WORK REQUIRED: Each line in the listing below that contains "profMobi" should be returned.

EXTRACTED MATERIAL:
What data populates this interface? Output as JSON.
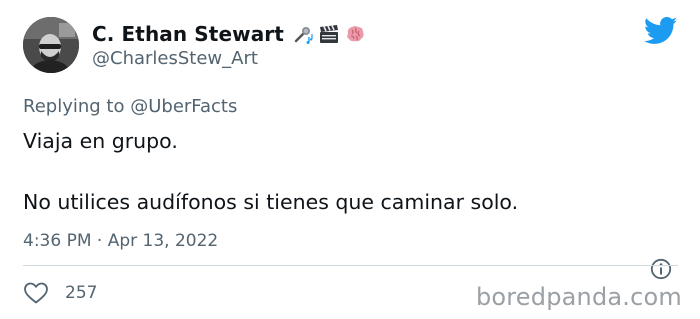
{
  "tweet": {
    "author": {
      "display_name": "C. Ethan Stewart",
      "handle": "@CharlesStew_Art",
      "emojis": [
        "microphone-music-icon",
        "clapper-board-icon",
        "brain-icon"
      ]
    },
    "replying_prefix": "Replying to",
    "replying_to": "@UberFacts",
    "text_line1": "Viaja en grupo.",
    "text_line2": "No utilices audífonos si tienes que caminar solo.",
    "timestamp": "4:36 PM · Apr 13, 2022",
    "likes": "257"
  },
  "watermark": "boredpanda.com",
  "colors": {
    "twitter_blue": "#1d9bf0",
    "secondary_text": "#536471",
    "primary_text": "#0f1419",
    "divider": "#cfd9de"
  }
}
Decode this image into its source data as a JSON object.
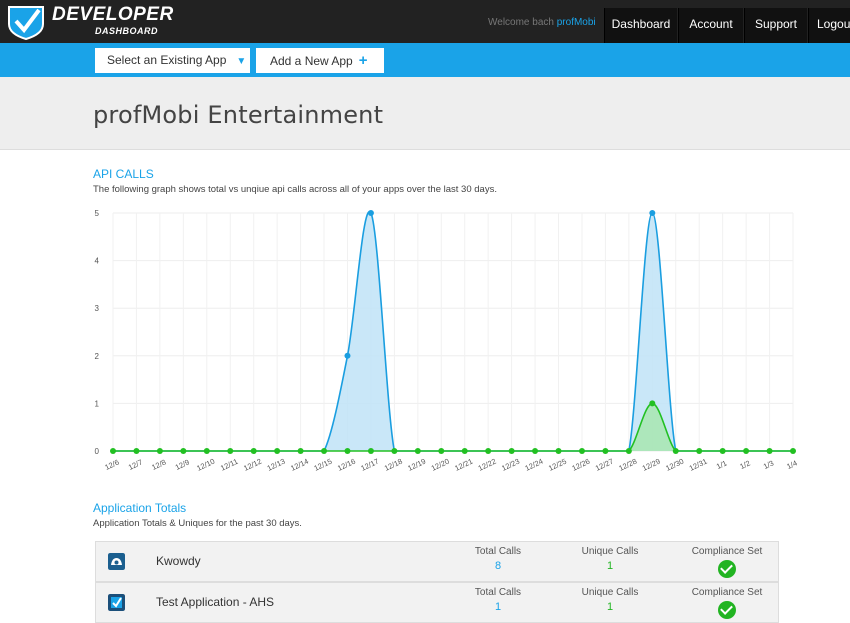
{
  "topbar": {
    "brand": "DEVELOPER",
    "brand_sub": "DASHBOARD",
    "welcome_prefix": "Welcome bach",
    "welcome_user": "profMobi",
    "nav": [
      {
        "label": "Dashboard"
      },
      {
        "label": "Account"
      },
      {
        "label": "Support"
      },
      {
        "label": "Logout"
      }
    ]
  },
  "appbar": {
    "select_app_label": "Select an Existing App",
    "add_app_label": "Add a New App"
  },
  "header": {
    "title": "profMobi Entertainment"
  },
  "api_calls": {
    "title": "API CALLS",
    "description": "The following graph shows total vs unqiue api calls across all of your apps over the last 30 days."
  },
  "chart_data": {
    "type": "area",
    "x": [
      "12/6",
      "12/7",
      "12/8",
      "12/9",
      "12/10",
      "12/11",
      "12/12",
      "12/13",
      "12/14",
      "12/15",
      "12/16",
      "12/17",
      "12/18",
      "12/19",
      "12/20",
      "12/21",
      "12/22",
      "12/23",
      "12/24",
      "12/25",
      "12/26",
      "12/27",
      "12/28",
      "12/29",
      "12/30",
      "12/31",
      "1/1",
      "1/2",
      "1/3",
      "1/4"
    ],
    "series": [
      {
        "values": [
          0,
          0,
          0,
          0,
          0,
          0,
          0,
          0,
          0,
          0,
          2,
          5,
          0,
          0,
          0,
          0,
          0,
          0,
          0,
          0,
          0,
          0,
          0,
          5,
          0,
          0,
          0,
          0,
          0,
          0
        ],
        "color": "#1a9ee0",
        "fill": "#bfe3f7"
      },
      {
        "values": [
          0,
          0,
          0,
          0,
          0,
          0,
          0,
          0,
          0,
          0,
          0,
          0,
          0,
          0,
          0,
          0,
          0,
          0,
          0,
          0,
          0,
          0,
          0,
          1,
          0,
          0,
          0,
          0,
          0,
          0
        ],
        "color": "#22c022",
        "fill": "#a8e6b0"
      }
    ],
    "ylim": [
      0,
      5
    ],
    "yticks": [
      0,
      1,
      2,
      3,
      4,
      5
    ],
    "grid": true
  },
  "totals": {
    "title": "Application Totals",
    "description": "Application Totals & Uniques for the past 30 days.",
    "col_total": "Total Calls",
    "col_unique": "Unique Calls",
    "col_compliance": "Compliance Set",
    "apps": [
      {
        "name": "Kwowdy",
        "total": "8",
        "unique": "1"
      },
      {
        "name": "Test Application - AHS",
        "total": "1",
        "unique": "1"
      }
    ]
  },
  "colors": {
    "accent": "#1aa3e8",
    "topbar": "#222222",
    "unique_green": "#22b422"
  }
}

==

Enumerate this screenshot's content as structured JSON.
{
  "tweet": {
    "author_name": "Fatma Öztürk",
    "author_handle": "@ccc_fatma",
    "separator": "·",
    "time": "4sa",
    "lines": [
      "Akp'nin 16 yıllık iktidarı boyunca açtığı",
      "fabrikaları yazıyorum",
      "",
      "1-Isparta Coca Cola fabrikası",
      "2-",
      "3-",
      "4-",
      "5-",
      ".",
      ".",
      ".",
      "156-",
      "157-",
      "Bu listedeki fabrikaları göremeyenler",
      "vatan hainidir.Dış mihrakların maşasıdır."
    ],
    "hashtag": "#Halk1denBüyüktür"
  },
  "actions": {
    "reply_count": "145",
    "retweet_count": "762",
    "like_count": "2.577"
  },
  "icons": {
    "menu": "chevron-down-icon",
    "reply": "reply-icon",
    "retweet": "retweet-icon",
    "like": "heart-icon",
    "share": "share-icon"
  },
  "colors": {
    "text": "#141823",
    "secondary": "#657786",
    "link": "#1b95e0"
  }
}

REPLY:
    "welcome_user": "profMobi",
    "title": "profMobi Entertainment"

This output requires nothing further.